_Assignment_. Report all lines from the entries below in which "Chapter" appears.

(Component data from apps and pages)
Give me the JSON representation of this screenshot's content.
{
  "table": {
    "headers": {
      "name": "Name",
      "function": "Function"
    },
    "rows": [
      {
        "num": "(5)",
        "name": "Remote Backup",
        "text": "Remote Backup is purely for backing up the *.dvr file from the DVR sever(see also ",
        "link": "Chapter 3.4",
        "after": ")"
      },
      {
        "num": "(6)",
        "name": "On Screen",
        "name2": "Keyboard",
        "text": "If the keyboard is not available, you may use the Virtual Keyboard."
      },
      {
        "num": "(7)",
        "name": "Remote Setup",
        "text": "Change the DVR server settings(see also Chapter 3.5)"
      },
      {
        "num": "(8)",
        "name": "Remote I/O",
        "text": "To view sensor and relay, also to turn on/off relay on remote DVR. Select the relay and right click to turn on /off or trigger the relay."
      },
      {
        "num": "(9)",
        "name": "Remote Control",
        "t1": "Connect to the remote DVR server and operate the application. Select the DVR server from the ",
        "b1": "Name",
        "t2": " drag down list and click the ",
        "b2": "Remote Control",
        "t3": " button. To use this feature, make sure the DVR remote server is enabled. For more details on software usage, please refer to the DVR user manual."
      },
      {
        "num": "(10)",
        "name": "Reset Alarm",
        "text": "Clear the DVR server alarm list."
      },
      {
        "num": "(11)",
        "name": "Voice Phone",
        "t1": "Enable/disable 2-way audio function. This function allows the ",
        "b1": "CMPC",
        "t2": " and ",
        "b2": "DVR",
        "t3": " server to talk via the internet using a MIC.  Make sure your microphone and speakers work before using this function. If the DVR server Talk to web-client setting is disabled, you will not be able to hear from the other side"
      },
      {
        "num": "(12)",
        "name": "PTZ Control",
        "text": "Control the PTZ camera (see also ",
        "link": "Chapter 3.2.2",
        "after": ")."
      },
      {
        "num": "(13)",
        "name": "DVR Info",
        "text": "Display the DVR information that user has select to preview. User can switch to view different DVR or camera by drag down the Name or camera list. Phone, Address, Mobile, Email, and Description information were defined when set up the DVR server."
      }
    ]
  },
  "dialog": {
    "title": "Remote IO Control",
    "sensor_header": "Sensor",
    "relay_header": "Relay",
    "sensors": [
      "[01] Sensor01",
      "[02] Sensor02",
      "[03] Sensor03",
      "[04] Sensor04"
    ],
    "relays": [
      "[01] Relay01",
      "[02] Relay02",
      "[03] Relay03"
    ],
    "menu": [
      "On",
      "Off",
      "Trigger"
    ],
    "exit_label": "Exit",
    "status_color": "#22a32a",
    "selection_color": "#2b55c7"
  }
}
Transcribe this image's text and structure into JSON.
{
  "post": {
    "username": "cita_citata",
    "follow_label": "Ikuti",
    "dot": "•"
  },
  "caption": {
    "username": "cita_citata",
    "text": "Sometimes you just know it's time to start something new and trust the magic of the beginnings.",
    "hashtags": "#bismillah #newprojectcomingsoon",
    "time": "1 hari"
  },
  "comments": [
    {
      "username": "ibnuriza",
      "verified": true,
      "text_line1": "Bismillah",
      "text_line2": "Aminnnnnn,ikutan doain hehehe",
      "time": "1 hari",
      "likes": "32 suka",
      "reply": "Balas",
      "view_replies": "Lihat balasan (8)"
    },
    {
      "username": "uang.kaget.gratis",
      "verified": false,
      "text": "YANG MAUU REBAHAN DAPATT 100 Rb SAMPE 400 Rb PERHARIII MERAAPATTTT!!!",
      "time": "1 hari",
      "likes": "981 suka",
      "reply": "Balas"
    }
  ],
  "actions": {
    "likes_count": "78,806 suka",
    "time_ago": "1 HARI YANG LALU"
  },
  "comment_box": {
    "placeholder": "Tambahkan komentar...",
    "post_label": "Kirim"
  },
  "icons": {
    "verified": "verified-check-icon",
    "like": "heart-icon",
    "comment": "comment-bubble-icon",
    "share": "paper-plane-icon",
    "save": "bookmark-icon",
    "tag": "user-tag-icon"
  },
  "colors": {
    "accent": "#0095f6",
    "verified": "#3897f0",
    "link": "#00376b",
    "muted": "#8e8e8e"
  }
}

_Result for this exercise_.
        "link": "Chapter 3.4",
        "text": "Change the DVR server settings(see also Chapter 3.5)"
        "link": "Chapter 3.2.2",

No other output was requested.